**WHAT YOU HAVE TO DO**
Take from the material every line containing the string "title" and copy it.

**DATA IN THIS EXERCISE**

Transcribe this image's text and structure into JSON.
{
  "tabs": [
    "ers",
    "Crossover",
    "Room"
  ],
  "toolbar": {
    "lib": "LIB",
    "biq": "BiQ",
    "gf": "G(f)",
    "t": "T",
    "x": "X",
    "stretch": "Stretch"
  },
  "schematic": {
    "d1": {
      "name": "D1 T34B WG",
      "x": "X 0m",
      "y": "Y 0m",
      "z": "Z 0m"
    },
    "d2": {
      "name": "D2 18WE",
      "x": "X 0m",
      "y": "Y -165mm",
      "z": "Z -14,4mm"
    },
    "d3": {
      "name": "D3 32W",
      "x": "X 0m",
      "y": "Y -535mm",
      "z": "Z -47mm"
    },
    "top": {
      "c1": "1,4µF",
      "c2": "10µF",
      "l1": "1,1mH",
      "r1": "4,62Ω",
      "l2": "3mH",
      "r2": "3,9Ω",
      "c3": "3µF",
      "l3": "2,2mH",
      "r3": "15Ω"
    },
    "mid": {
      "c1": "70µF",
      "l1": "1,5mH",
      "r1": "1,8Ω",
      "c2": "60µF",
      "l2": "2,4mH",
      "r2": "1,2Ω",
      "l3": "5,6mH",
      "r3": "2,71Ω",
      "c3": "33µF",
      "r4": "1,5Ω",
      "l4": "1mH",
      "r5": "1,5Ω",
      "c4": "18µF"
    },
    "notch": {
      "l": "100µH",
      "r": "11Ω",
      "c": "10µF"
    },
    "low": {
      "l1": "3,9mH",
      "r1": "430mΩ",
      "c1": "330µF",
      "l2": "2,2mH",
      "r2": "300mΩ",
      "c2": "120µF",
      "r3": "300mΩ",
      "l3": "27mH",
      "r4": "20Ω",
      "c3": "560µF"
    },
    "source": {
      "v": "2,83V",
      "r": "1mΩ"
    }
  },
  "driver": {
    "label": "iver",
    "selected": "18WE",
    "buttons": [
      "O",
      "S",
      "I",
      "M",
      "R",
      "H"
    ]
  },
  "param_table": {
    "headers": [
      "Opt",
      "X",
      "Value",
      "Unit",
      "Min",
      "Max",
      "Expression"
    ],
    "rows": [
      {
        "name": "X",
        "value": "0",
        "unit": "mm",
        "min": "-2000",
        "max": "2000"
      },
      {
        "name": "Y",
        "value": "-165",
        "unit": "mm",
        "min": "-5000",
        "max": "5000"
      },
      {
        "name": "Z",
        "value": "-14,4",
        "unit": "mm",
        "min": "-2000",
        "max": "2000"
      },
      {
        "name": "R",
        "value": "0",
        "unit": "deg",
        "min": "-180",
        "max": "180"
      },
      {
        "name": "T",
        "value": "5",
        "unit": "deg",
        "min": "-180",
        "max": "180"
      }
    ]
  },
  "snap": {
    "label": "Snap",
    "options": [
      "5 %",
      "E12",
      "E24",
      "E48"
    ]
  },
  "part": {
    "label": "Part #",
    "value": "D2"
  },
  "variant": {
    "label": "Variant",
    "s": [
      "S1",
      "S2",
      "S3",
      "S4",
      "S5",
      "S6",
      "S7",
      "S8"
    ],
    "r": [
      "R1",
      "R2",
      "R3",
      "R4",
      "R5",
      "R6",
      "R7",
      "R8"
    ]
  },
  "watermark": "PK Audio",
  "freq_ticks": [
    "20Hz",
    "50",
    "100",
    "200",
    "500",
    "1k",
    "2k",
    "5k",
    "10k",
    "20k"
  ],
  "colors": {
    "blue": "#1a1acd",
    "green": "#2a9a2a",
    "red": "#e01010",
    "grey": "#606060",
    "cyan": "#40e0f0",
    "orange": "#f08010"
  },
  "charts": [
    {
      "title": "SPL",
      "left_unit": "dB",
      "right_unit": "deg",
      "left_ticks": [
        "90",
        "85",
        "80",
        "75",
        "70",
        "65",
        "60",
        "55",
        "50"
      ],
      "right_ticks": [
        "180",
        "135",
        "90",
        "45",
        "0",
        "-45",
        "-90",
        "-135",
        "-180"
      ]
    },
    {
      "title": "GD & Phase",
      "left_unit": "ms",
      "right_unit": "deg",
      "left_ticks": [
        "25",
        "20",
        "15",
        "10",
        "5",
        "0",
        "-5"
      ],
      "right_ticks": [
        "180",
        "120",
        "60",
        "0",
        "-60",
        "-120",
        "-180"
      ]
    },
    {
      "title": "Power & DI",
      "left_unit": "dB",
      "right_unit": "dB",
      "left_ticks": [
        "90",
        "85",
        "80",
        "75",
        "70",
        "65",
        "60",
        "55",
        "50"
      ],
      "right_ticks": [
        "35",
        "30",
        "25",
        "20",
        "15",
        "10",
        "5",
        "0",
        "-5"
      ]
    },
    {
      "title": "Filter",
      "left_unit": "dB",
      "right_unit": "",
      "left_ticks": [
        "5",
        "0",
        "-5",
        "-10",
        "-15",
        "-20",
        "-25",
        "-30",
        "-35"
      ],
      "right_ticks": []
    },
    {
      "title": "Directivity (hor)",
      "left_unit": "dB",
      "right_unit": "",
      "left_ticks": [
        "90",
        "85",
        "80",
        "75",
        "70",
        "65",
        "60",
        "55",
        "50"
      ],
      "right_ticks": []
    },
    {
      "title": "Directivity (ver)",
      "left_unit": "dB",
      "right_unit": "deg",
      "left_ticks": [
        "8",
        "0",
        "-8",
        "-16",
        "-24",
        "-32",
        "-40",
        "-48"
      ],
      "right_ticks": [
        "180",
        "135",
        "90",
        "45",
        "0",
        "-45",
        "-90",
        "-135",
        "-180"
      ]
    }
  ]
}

**ANSWER TO THE PROBLEM**
      "title": "SPL",
      "title": "GD & Phase",
      "title": "Power & DI",
      "title": "Filter",
      "title": "Directivity (hor)",
      "title": "Directivity (ver)",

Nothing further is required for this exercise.